## dc as a code golf language

,
Code golf is a quirky little game – complete the challenge at hand in your preferred programming language in as few bytes as possible. Whole languages exist just for this purpose, with single-character commands and little regard for whitespace. `dc`

always seemed like a plausible language for these exercises, and I recently attempted a few tasks which I would not ordinarily use dc for, notably 99 Bottles of Beer.

## dc

, This is an old post from an old blog; assets may be missing, links may be broken, and my opinions may differ considerably by this point…
Even though I generally have an HP or two handy, the POSIX command-line RPN calculator, `dc`

, is probably the calculator that I use most often. The manpage is pretty clear on its operation, albeit in a very manpagish way. While the manpage makes for a nice reference, I've not seen a friendly, readable primer available on the program before. This is likely because there aren't really people lining up to use `dc`

, but there are a couple of compelling reasons to get to know it. First, it's a (and in fact, the only calculator, if memory serves) required inclusion in a POSIX-compliant OS. This is important if you're going to be stuck doing calculations on an unknown system. It's also important if you're already comfortable in a postfix environment, as the selection of such calculators can be limiting.

## dc Syntax for Vim

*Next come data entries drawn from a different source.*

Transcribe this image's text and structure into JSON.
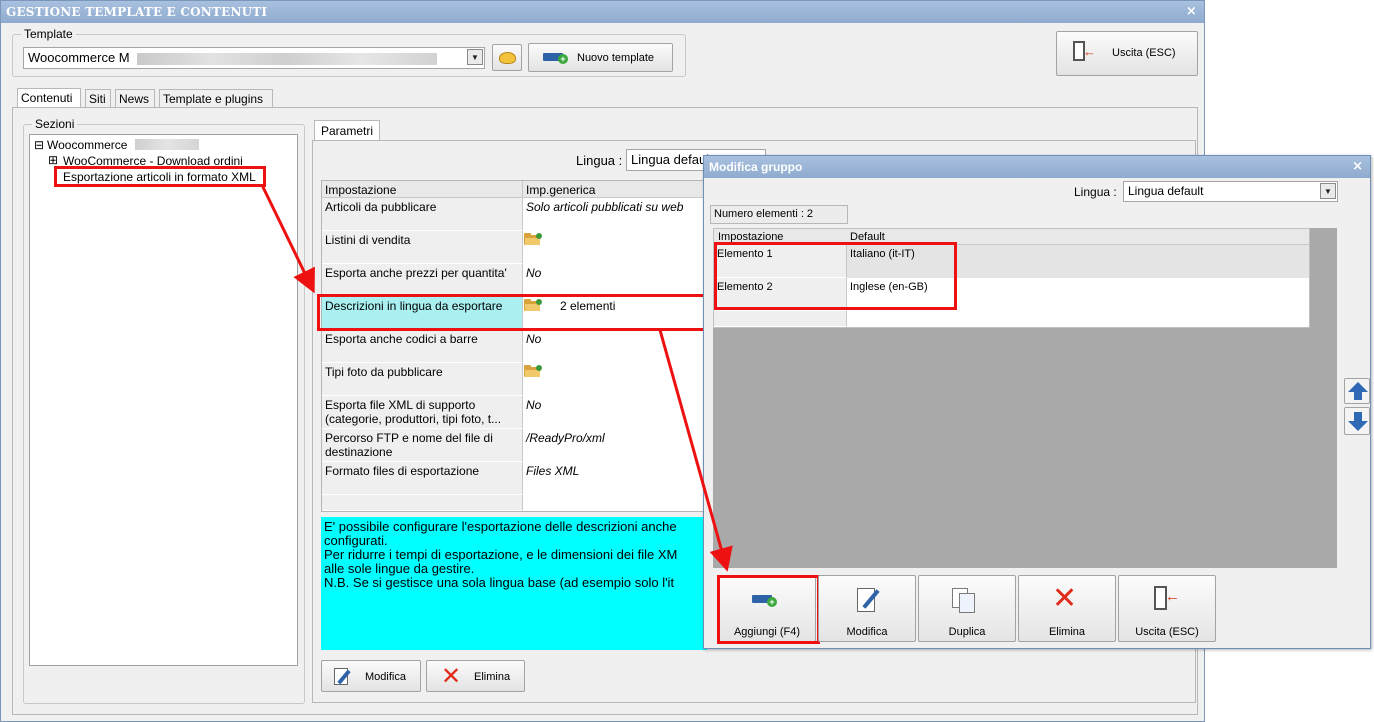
{
  "main_window": {
    "title": "GESTIONE TEMPLATE E CONTENUTI",
    "close_glyph": "×",
    "template_group": {
      "legend": "Template",
      "selected_template": "Woocommerce M",
      "new_template_label": "Nuovo template"
    },
    "exit_label": "Uscita (ESC)",
    "tabs": [
      "Contenuti",
      "Siti",
      "News",
      "Template e plugins"
    ],
    "sections": {
      "legend": "Sezioni",
      "tree": [
        {
          "expander": "⊟",
          "label": "Woocommerce "
        },
        {
          "expander": "⊞",
          "label": "WooCommerce - Download ordini"
        },
        {
          "expander": "",
          "label": "Esportazione articoli in formato XML"
        }
      ]
    },
    "params": {
      "tab_label": "Parametri",
      "lingua_label": "Lingua :",
      "lingua_value": "Lingua default",
      "columns": [
        "Impostazione",
        "Imp.generica"
      ],
      "rows": [
        {
          "name": "Articoli da pubblicare",
          "value": "Solo articoli pubblicati su web"
        },
        {
          "name": "Listini di vendita",
          "value": ""
        },
        {
          "name": "Esporta anche prezzi per quantita'",
          "value": "No"
        },
        {
          "name": "Descrizioni in lingua da esportare",
          "value": "2 elementi"
        },
        {
          "name": "Esporta anche codici a barre",
          "value": "No"
        },
        {
          "name": "Tipi foto da pubblicare",
          "value": ""
        },
        {
          "name": "Esporta file XML di supporto (categorie, produttori, tipi foto, t...",
          "value": "No"
        },
        {
          "name": "Percorso FTP e nome del file di destinazione",
          "value": "/ReadyPro/xml"
        },
        {
          "name": "Formato files di esportazione",
          "value": "Files XML"
        }
      ],
      "help_lines": [
        "E' possibile configurare l'esportazione delle descrizioni anche",
        "configurati.",
        "Per ridurre i tempi di esportazione, e le dimensioni dei file XM",
        "alle sole lingue da gestire.",
        "N.B. Se si gestisce una sola lingua base (ad esempio solo l'it"
      ],
      "modify_label": "Modifica",
      "delete_label": "Elimina"
    }
  },
  "popup": {
    "title": "Modifica gruppo",
    "close_glyph": "×",
    "lingua_label": "Lingua :",
    "lingua_value": "Lingua default",
    "count_label": "Numero elementi : 2",
    "columns": [
      "Impostazione",
      "Default"
    ],
    "rows": [
      {
        "name": "Elemento 1",
        "value": "Italiano (it-IT)"
      },
      {
        "name": "Elemento 2",
        "value": "Inglese (en-GB)"
      }
    ],
    "buttons": [
      "Aggiungi (F4)",
      "Modifica",
      "Duplica",
      "Elimina",
      "Uscita (ESC)"
    ]
  },
  "colors": {
    "titlebar": "#9bb5d8",
    "highlight_red": "#ee1111",
    "help_bg": "#00ffff",
    "selected_row": "#aaf0f0"
  }
}
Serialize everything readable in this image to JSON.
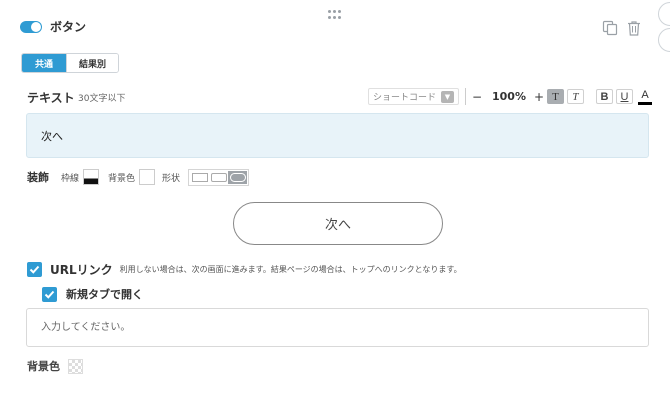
{
  "header": {
    "title": "ボタン",
    "toggle_on": true,
    "icons": [
      "copy-icon",
      "trash-icon"
    ]
  },
  "tabs": [
    {
      "label": "共通",
      "active": true
    },
    {
      "label": "結果別",
      "active": false
    }
  ],
  "text_section": {
    "label": "テキスト",
    "hint": "30文字以下",
    "value": "次へ"
  },
  "toolbar": {
    "shortcode_label": "ショートコード",
    "minus": "−",
    "zoom": "100%",
    "plus": "+",
    "t_normal": "T",
    "t_italic": "T",
    "bold": "B",
    "underline": "U",
    "color": "A"
  },
  "decoration": {
    "title": "装飾",
    "border_label": "枠線",
    "bg_label": "背景色",
    "shape_label": "形状",
    "shapes": [
      "square",
      "rounded",
      "pill"
    ],
    "selected_shape": "pill"
  },
  "preview": {
    "button_text": "次へ"
  },
  "url_link": {
    "checked": true,
    "label": "URLリンク",
    "hint": "利用しない場合は、次の画面に進みます。結果ページの場合は、トップへのリンクとなります。"
  },
  "new_tab": {
    "checked": true,
    "label": "新規タブで開く"
  },
  "url_input": {
    "placeholder": "入力してください。",
    "value": ""
  },
  "background": {
    "label": "背景色"
  },
  "colors": {
    "accent": "#2f9bd3",
    "input_bg": "#e8f3f9"
  }
}
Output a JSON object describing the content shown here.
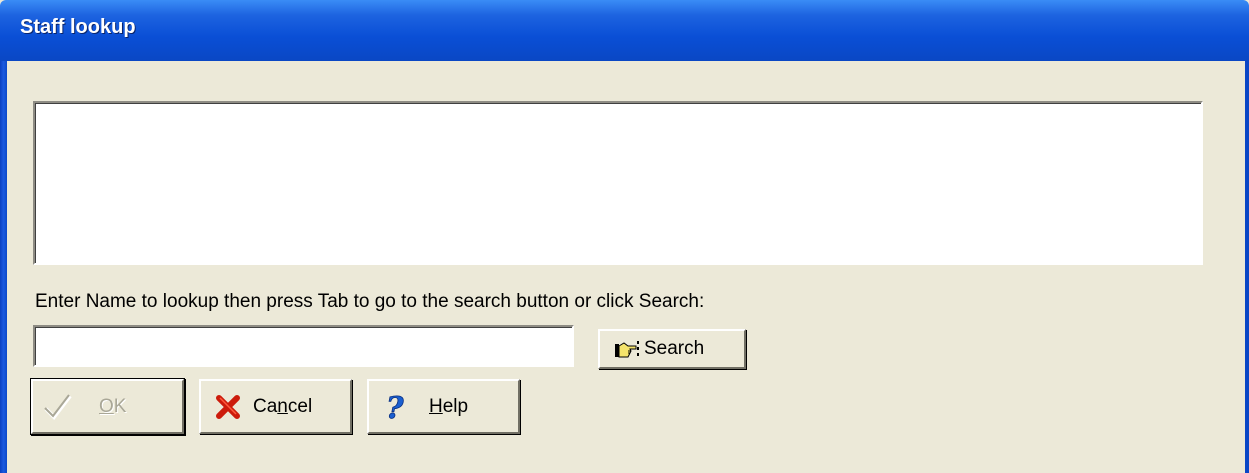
{
  "window": {
    "title": "Staff lookup"
  },
  "form": {
    "prompt": "Enter Name to lookup then press Tab to go to the search button or click Search:",
    "name_value": "",
    "results": []
  },
  "buttons": {
    "search": {
      "label": "Search",
      "icon": "pointing-hand-icon"
    },
    "ok": {
      "pre": "",
      "accel": "O",
      "post": "K",
      "icon": "checkmark-icon",
      "enabled": false
    },
    "cancel": {
      "pre": "Ca",
      "accel": "n",
      "post": "cel",
      "icon": "red-x-icon"
    },
    "help": {
      "pre": "",
      "accel": "H",
      "post": "elp",
      "icon": "question-mark-icon"
    }
  },
  "colors": {
    "title_bar": "#0a4fd6",
    "dialog_bg": "#ece9d8",
    "cancel_icon": "#cc1b0b",
    "help_icon": "#1a5fd0"
  }
}
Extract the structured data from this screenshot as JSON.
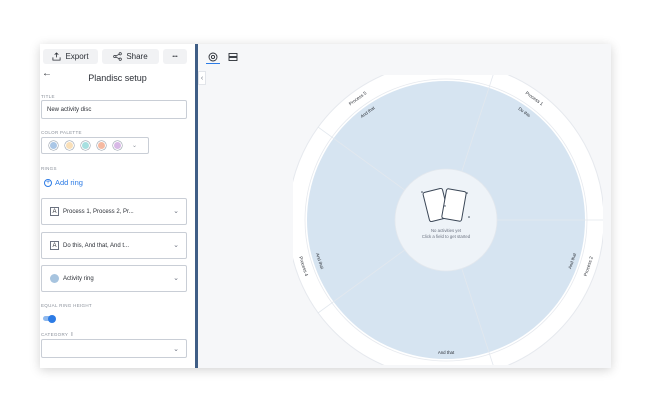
{
  "toolbar": {
    "export_label": "Export",
    "share_label": "Share",
    "more_label": "•••"
  },
  "sidebar": {
    "title": "Plandisc setup",
    "title_label": "TITLE",
    "title_value": "New activity disc",
    "palette_label": "COLOR PALETTE",
    "palette_colors": [
      "#a9c6e6",
      "#f9dfb8",
      "#a6dfe0",
      "#f5b9a1",
      "#d8b9e6"
    ],
    "rings_label": "RINGS",
    "add_ring_label": "Add ring",
    "rings": [
      {
        "label": "Process 1, Process 2, Pr...",
        "icon": "text-icon"
      },
      {
        "label": "Do this, And that, And t...",
        "icon": "text-icon"
      },
      {
        "label": "Activity ring",
        "icon": "activity-ring-icon"
      }
    ],
    "equal_label": "EQUAL RING HEIGHT",
    "category_label": "CATEGORY",
    "category_value": ""
  },
  "disc": {
    "outer_labels": [
      "Process 1",
      "Process 2",
      "Process 3",
      "Process 4",
      "Process 5"
    ],
    "inner_labels": [
      "Do this",
      "And that",
      "And that",
      "And that",
      "And that"
    ],
    "empty_title": "No activities yet",
    "empty_hint": "Click a field to get started",
    "colors": {
      "outer": "#ffffff",
      "inner": "#d6e4f1",
      "lines": "#e3e8ee",
      "hub": "#eef3f8"
    }
  }
}
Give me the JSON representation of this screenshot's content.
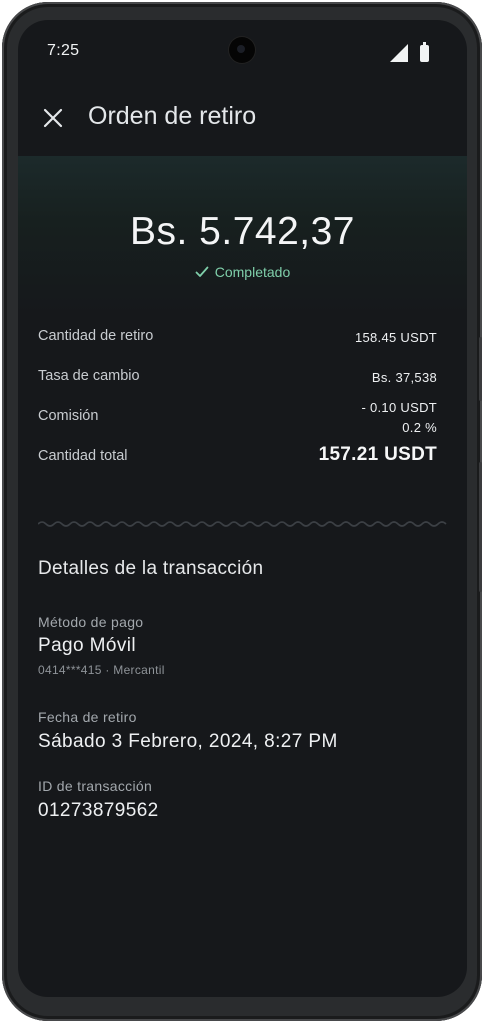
{
  "status_bar": {
    "time": "7:25",
    "signal_icon": "cell-signal-icon",
    "battery_icon": "battery-icon"
  },
  "app_bar": {
    "close_icon": "close-icon",
    "title": "Orden de retiro"
  },
  "summary": {
    "amount": "Bs. 5.742,37",
    "status": "Completado",
    "status_icon": "check-icon",
    "status_color": "#7fcfaa"
  },
  "breakdown": {
    "withdraw_label": "Cantidad de retiro",
    "withdraw_value": "158.45 USDT",
    "rate_label": "Tasa de cambio",
    "rate_value": "Bs. 37,538",
    "fee_label": "Comisión",
    "fee_value": "- 0.10 USDT",
    "fee_percent": "0.2 %",
    "total_label": "Cantidad total",
    "total_value": "157.21 USDT"
  },
  "details": {
    "section_title": "Detalles de la transacción",
    "method_label": "Método de pago",
    "method_value": "Pago Móvil",
    "method_sub": "0414***415 · Mercantil",
    "date_label": "Fecha de retiro",
    "date_value": "Sábado 3 Febrero, 2024, 8:27 PM",
    "id_label": "ID de transacción",
    "id_value": "01273879562"
  },
  "colors": {
    "background": "#16181b",
    "accent": "#7fcfaa"
  }
}
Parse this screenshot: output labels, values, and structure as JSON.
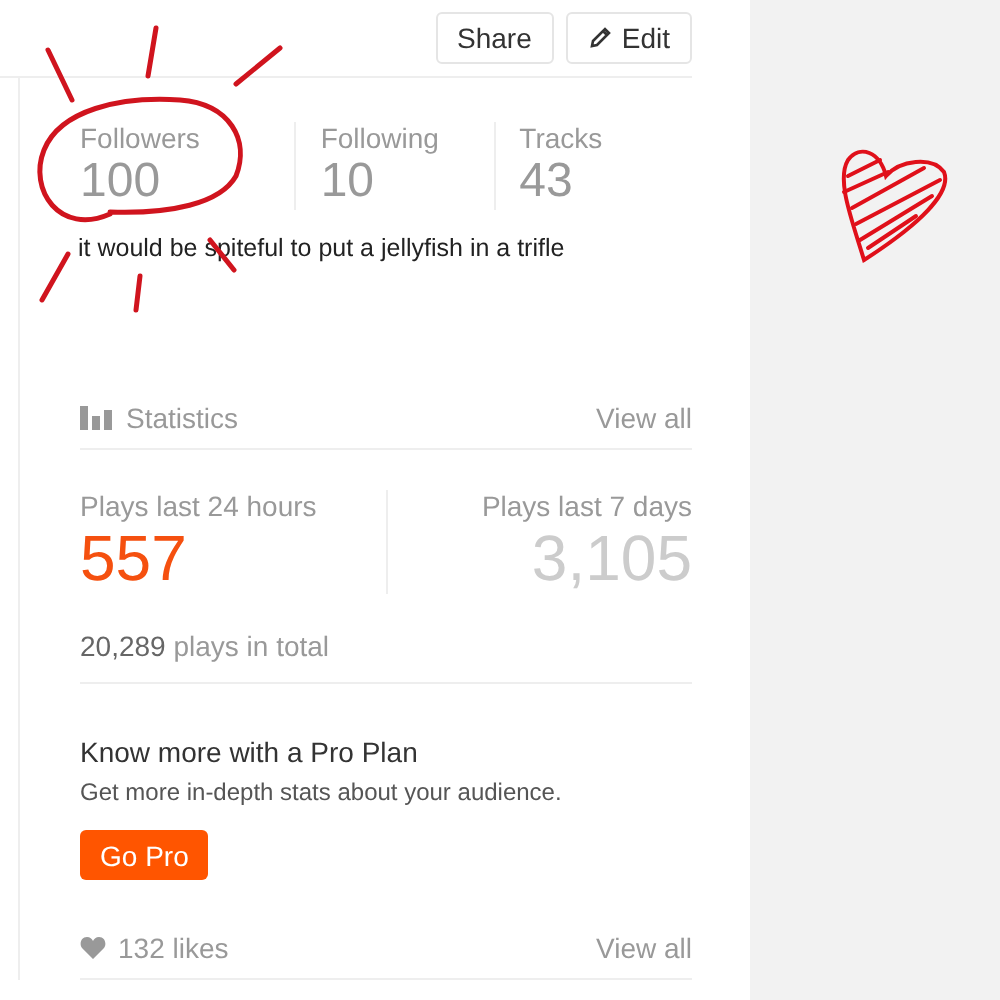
{
  "header": {
    "buttons": [
      {
        "kind": "share",
        "label": "Share"
      },
      {
        "kind": "edit",
        "label": "Edit"
      }
    ]
  },
  "profile_stats": [
    {
      "label": "Followers",
      "value": "100"
    },
    {
      "label": "Following",
      "value": "10"
    },
    {
      "label": "Tracks",
      "value": "43"
    }
  ],
  "bio": "it would be spiteful to put a jellyfish in a trifle",
  "statistics": {
    "title": "Statistics",
    "link": "View all",
    "plays": [
      {
        "label": "Plays last 24 hours",
        "value": "557",
        "highlight": true
      },
      {
        "label": "Plays last 7 days",
        "value": "3,105",
        "highlight": false
      }
    ],
    "total": "**20,289** plays in total"
  },
  "pro_plan": {
    "title": "Know more with a Pro Plan",
    "text": "Get more in-depth stats about your audience.",
    "button": "Go Pro"
  },
  "likes": {
    "count": "132 likes",
    "link": "View all"
  }
}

, This is an old post from an old blog; assets may be missing, links may be broken, and my opinions may differ considerably by this point…
I use
dc
as my primary calculator for day-to-day needs. I use other calculators
as well, but I try to largely stick to dc for two reasons - I was raised
on postfix (HP
41CX,
to be exact) and I'm pretty much guaranteed to find dc on any *nix
machine I happen to come across. Recently, however, I've been expanding
my horizons, experimenting with dc as a programming environment,
something safe and comfortable to use as a mental exercise. All of that
is another post for another day, however - right now I want to discuss
writing a dc syntax definition for
vim.